## [WORK TO COMPLETE]
In the data below, find each line that contains the word "price" and copy it.

Items from an interface collection
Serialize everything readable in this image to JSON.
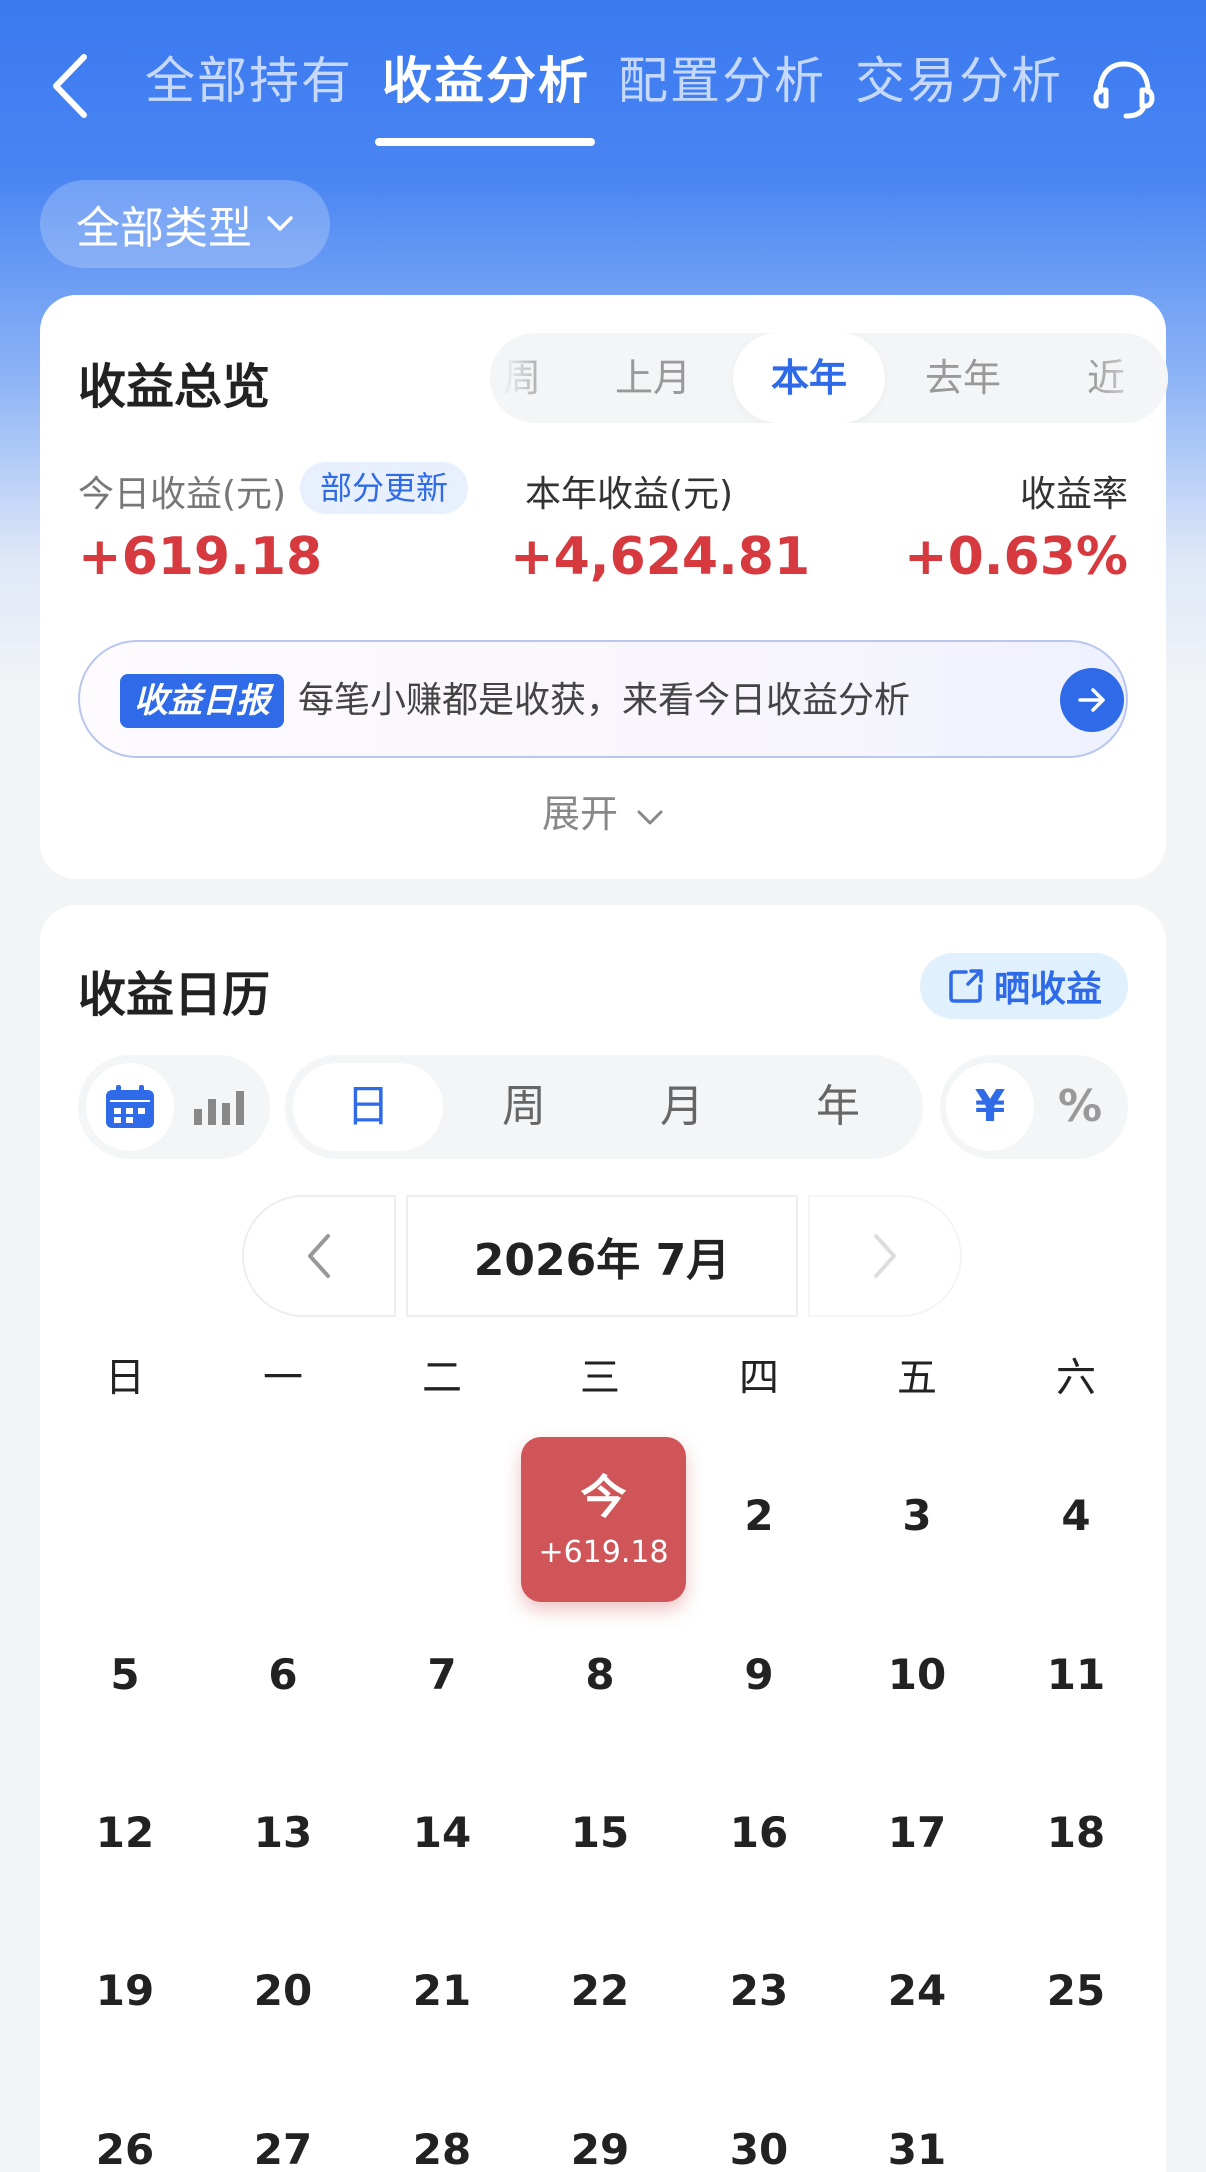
{
  "header": {
    "tabs": [
      {
        "label": "全部持有"
      },
      {
        "label": "收益分析"
      },
      {
        "label": "配置分析"
      },
      {
        "label": "交易分析"
      }
    ],
    "active_tab": "收益分析"
  },
  "filter": {
    "type_label": "全部类型"
  },
  "overview": {
    "title": "收益总览",
    "periods": [
      {
        "label": "周"
      },
      {
        "label": "上月"
      },
      {
        "label": "本年"
      },
      {
        "label": "去年"
      },
      {
        "label": "近"
      }
    ],
    "active_period": "本年",
    "today": {
      "label": "今日收益(元)",
      "badge": "部分更新",
      "value": "+619.18"
    },
    "year": {
      "label": "本年收益(元)",
      "value": "+4,624.81"
    },
    "rate": {
      "label": "收益率",
      "value": "+0.63%"
    },
    "report": {
      "tag": "收益日报",
      "text": "每笔小赚都是收获，来看今日收益分析"
    },
    "expand_label": "展开"
  },
  "calendar": {
    "title": "收益日历",
    "share_label": "晒收益",
    "granularity": [
      {
        "label": "日"
      },
      {
        "label": "周"
      },
      {
        "label": "月"
      },
      {
        "label": "年"
      }
    ],
    "active_granularity": "日",
    "units": [
      {
        "label": "¥"
      },
      {
        "label": "%"
      }
    ],
    "active_unit": "¥",
    "month_label": "2026年 7月",
    "weekdays": [
      "日",
      "一",
      "二",
      "三",
      "四",
      "五",
      "六"
    ],
    "today": {
      "label": "今",
      "value": "+619.18"
    },
    "days": [
      "2",
      "3",
      "4",
      "5",
      "6",
      "7",
      "8",
      "9",
      "10",
      "11",
      "12",
      "13",
      "14",
      "15",
      "16",
      "17",
      "18",
      "19",
      "20",
      "21",
      "22",
      "23",
      "24",
      "25",
      "26",
      "27",
      "28",
      "29",
      "30",
      "31"
    ]
  },
  "colors": {
    "accent": "#2f6be8",
    "gain": "#d63a3f",
    "today_bg": "#d05558"
  }
}
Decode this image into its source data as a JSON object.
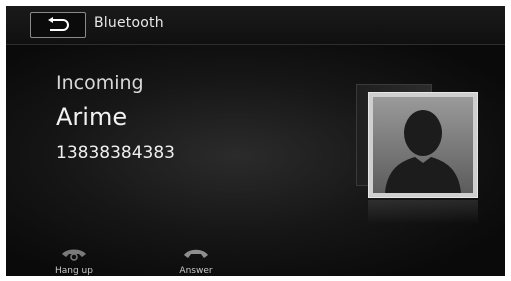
{
  "header": {
    "title": "Bluetooth",
    "back_icon": "back-arrow-icon"
  },
  "call": {
    "status": "Incoming",
    "caller_name": "Arime",
    "caller_number": "13838384383"
  },
  "avatar": {
    "icon": "contact-silhouette-icon"
  },
  "actions": {
    "hangup": {
      "label": "Hang up",
      "icon": "phone-hangup-icon"
    },
    "answer": {
      "label": "Answer",
      "icon": "phone-answer-icon"
    }
  },
  "colors": {
    "background": "#111111",
    "text": "#f0f0f0",
    "border": "#8a8a8a"
  }
}
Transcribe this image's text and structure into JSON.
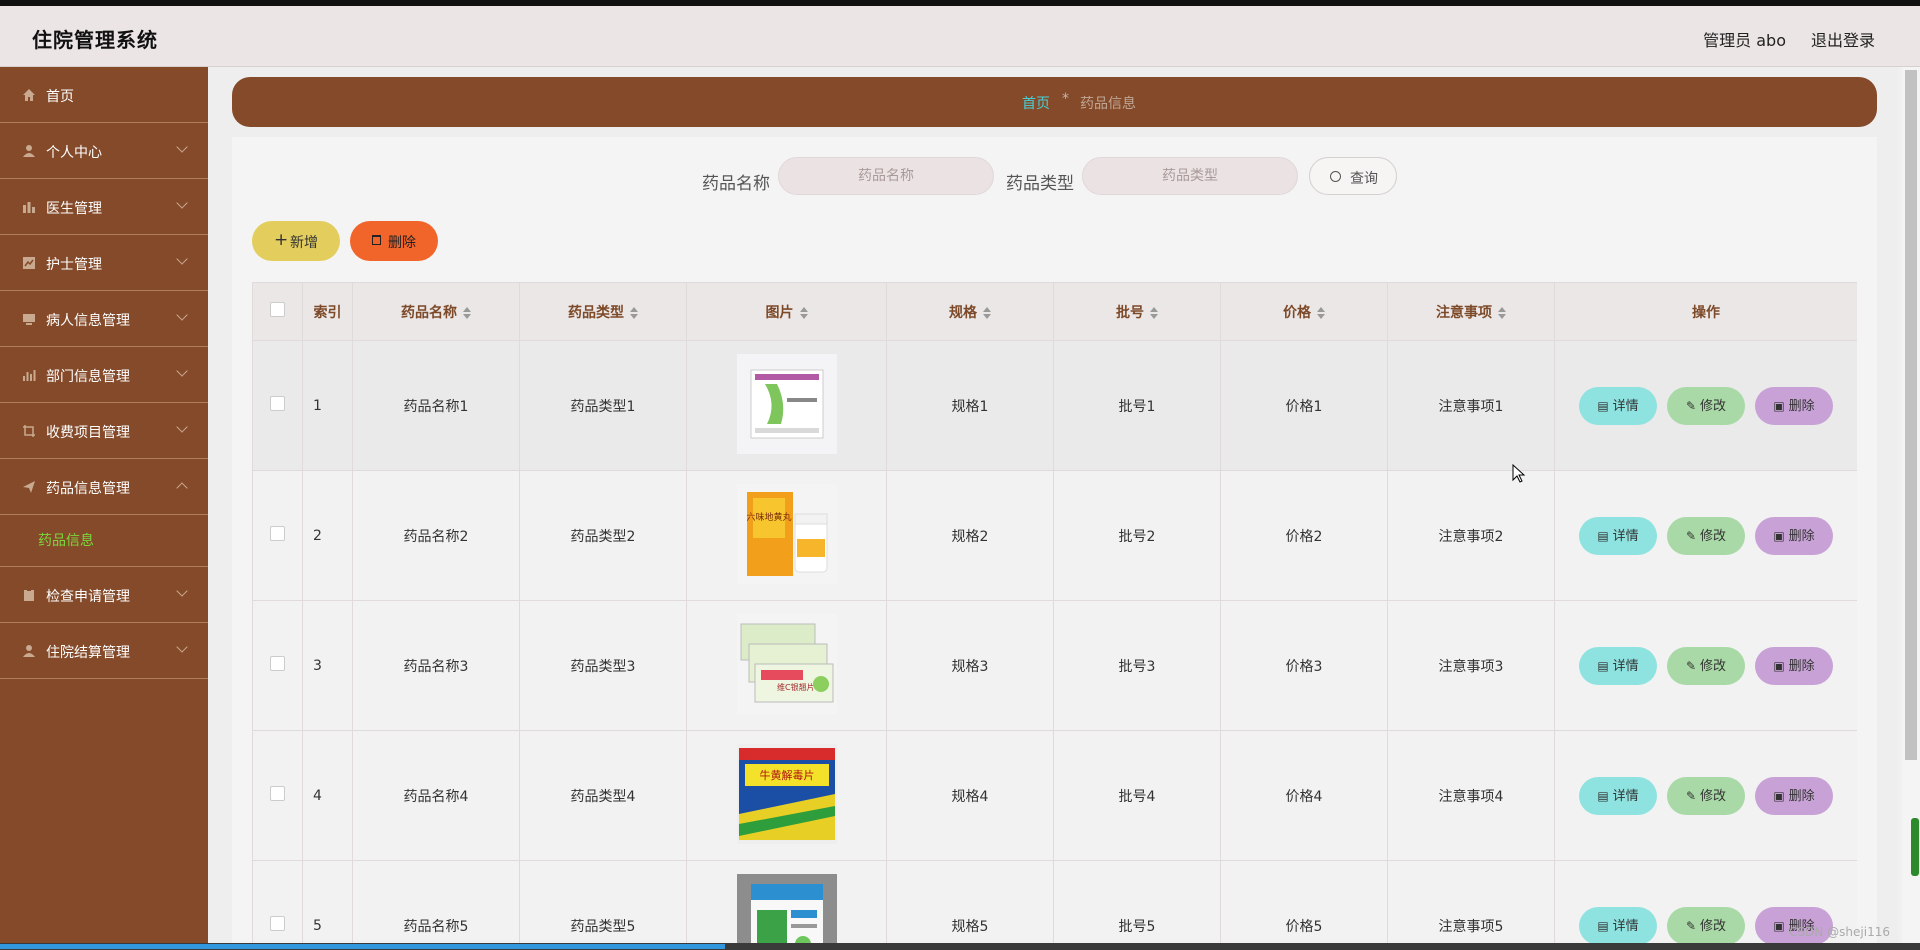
{
  "header": {
    "title": "住院管理系统",
    "admin": "管理员 abo",
    "logout": "退出登录"
  },
  "sidebar": {
    "items": [
      {
        "label": "首页",
        "icon": "home-icon"
      },
      {
        "label": "个人中心",
        "icon": "user-icon"
      },
      {
        "label": "医生管理",
        "icon": "bar-icon"
      },
      {
        "label": "护士管理",
        "icon": "chart-icon"
      },
      {
        "label": "病人信息管理",
        "icon": "monitor-icon"
      },
      {
        "label": "部门信息管理",
        "icon": "bars-icon"
      },
      {
        "label": "收费项目管理",
        "icon": "crop-icon"
      },
      {
        "label": "药品信息管理",
        "icon": "send-icon"
      },
      {
        "label": "检查申请管理",
        "icon": "clipboard-icon"
      },
      {
        "label": "住院结算管理",
        "icon": "user-icon"
      }
    ],
    "submenu_active": "药品信息"
  },
  "breadcrumb": {
    "home": "首页",
    "sep": "*",
    "current": "药品信息"
  },
  "search": {
    "name_label": "药品名称",
    "name_placeholder": "药品名称",
    "type_label": "药品类型",
    "type_placeholder": "药品类型",
    "button": "查询"
  },
  "actions": {
    "add": "新增",
    "delete": "删除"
  },
  "table": {
    "headers": [
      "索引",
      "药品名称",
      "药品类型",
      "图片",
      "规格",
      "批号",
      "价格",
      "注意事项",
      "操作"
    ],
    "rows": [
      {
        "idx": "1",
        "name": "药品名称1",
        "type": "药品类型1",
        "spec": "规格1",
        "batch": "批号1",
        "price": "价格1",
        "note": "注意事项1"
      },
      {
        "idx": "2",
        "name": "药品名称2",
        "type": "药品类型2",
        "spec": "规格2",
        "batch": "批号2",
        "price": "价格2",
        "note": "注意事项2"
      },
      {
        "idx": "3",
        "name": "药品名称3",
        "type": "药品类型3",
        "spec": "规格3",
        "batch": "批号3",
        "price": "价格3",
        "note": "注意事项3"
      },
      {
        "idx": "4",
        "name": "药品名称4",
        "type": "药品类型4",
        "spec": "规格4",
        "batch": "批号4",
        "price": "价格4",
        "note": "注意事项4"
      },
      {
        "idx": "5",
        "name": "药品名称5",
        "type": "药品类型5",
        "spec": "规格5",
        "batch": "批号5",
        "price": "价格5",
        "note": "注意事项5"
      }
    ],
    "row_actions": {
      "detail": "详情",
      "edit": "修改",
      "delete": "删除"
    }
  },
  "thumb_texts": [
    "六味地黄丸",
    "维C银翘片",
    "牛黄解毒片"
  ],
  "watermark": "CSDN @sheji116",
  "colors": {
    "sidebar": "#844a29",
    "active_sub": "#7bd83c",
    "breadcrumb_home": "#47d0d8",
    "add": "#e3cd5c",
    "delete": "#f1652b",
    "detail": "#8ee3e0",
    "edit": "#a9d9a6",
    "row_delete": "#c8a2d6"
  }
}
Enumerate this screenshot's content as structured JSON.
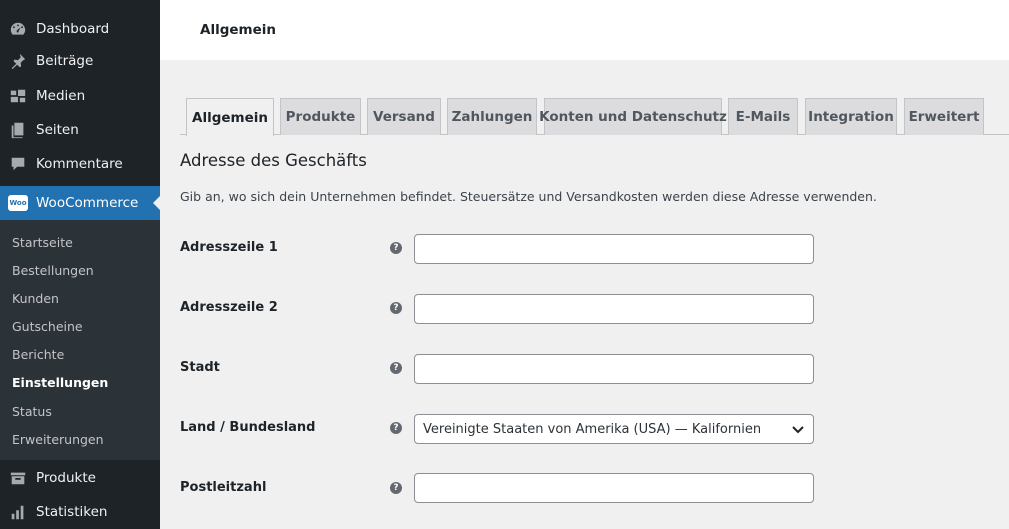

## [YOUR SOLUTION]
        "price": "价格1",
        "price": "价格2",
        "price": "价格3",
        "price": "价格4",
        "price": "价格5",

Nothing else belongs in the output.